Googlemaps was totally defeated by the unique street and canal layout of Venice, yet the palazzi is actually easy to find if you follow an old-fashioned map.
Originally built by the Venetian Doge Antonio Grimani, the palace was redesigned and enlarged between 1532 and 1569 in Roman style to be a fitting home for the family’s large collection of antiquities with a series of astonishing rooms culminating in the Tribune which held over a hundred archaeological pieces.
Sadly, the 20th century was not kind to the palazzo which was rescued by the Italian state after falling into decay and is now an art gallery and museum, with careful restorations where appropriate. The start of the visit is a little spooky with an exhibition of eyes (which follow you round the rooms) by the German/New Zealand artist Sandro Copp who now lives in the Highlands of Scotland (his eyes following you round the rooms). Thereafter on this principal floor, the architecture is fascinating, especially the painted ceilings, and it gradually moves up a pace to the Tribune where many of the antique sculptures have been returned to finish off one of the most splendid rooms in Venice.

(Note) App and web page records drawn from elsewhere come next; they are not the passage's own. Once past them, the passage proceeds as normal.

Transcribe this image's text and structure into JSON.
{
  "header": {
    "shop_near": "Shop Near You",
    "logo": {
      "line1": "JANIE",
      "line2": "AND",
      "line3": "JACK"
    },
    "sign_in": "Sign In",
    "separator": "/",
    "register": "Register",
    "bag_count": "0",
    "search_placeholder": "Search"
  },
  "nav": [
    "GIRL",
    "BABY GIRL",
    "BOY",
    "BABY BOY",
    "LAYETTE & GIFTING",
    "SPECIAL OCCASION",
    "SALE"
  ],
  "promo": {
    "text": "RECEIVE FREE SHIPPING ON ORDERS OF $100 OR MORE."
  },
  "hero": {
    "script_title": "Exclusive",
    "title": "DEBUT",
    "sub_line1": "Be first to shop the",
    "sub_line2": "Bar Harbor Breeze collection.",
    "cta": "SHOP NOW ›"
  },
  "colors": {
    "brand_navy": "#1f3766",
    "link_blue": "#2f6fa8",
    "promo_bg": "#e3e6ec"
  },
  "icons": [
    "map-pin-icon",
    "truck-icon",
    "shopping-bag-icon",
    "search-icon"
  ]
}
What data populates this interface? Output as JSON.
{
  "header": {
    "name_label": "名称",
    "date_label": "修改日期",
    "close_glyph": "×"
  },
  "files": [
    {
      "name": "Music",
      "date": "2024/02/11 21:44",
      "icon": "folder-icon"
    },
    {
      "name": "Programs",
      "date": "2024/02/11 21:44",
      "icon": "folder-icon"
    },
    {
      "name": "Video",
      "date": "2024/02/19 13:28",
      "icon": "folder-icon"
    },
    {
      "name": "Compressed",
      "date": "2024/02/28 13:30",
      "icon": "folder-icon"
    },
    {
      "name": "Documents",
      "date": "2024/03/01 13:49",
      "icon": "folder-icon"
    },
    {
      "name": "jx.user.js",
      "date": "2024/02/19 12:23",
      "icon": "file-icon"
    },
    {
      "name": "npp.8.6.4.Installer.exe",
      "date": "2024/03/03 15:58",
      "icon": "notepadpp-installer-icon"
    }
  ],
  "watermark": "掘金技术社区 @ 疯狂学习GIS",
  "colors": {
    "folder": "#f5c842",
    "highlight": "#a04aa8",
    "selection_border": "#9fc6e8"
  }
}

The top floor is much less elaborate and is used for temporary exhibitions, currently showing a retrospective of the life and work of the American artist Helen Frankenhaler (1928 -2011), not as well-known as she ought to be.